Sturdy boxes, packing tape, bubble wrap or other packing material,
- Begin Packing the stuff you use
- Consider donating or selling items that you never use.
- If you will know you will probably never use something, but can't
get rid of it for whatever reason, consider boxing it up and never
unpacking it when you arrive at your destination -- that is what
basements and attics are for.
- Use sturdy boxes.
- Use the sturdiest boxes for the heaviest
- Boxes of
the same size are easier to stack.
- Consider asking for used
boxes at a business that uses a lot of copier paper.
- National Superstores like Wal*Mart will
allow you to browse the store for boxes during restocking (11pm -
- Place bubble wrap or some other
cushioning material around fragile items. An efficient (and
free) packing material is the towels, bed sheets, and even clothing
that you have to pack up anyway.
- Fill the boxes to prevent them from
collapsing if other boxes are stacked on top of them.
- Label each an every box. A good
way to do this is to number the boxes and then write in a notebook
next to the corresponding number a detailed list of the contents.
- Write "fragile" on any boxes that
contain breakable items.
- Don't make the boxes too heavy.
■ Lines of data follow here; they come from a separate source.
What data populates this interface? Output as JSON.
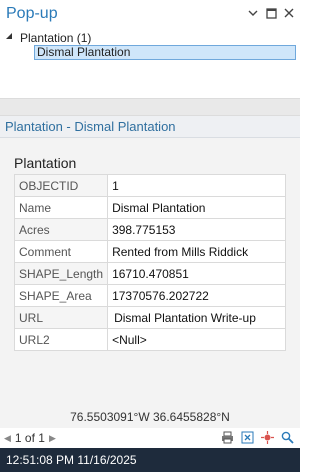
{
  "window": {
    "title": "Pop-up",
    "buttons": {
      "dropdown_icon": "chevron-down-icon",
      "maximize_icon": "maximize-icon",
      "close_icon": "close-icon"
    }
  },
  "tree": {
    "parent_label": "Plantation  (1)",
    "child_label": "Dismal Plantation"
  },
  "popup": {
    "header": "Plantation - Dismal Plantation",
    "section_title": "Plantation",
    "rows": [
      {
        "key": "OBJECTID",
        "value": "1"
      },
      {
        "key": "Name",
        "value": "Dismal Plantation"
      },
      {
        "key": "Acres",
        "value": "398.775153"
      },
      {
        "key": "Comment",
        "value": "Rented from Mills Riddick"
      },
      {
        "key": "SHAPE_Length",
        "value": "16710.470851"
      },
      {
        "key": "SHAPE_Area",
        "value": "17370576.202722"
      },
      {
        "key": "URL",
        "value": "Dismal Plantation Write-up"
      },
      {
        "key": "URL2",
        "value": "<Null>"
      }
    ]
  },
  "coordinates": "76.5503091°W 36.6455828°N",
  "pager": {
    "text": "1 of 1"
  },
  "status": {
    "time": "12:51:08 PM 11/16/2025"
  },
  "colors": {
    "accent": "#2a7ab8",
    "status_bg": "#1e2b3c",
    "selection": "#cfe6fa"
  }
}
If
a box of books is beginning to get heavy, consider filling the rest
of the space with stuffed animals or something else light.
- Use lots of tape.
Forgoing 3¢ worth of packing tape won't look so bright when you are
on your hands and knees scavenging for the 10,000 microscopic Polly
Pocket toys that spilled out onto the driveway.
- Stack boxes so that the sturdiest,
heaviest boxes are on the bottom and the lightest and most fragile
are on the top.
- Don't stack the boxes too high -- the
bottom box may not survive the weight or the stack may become
unstable and topple over.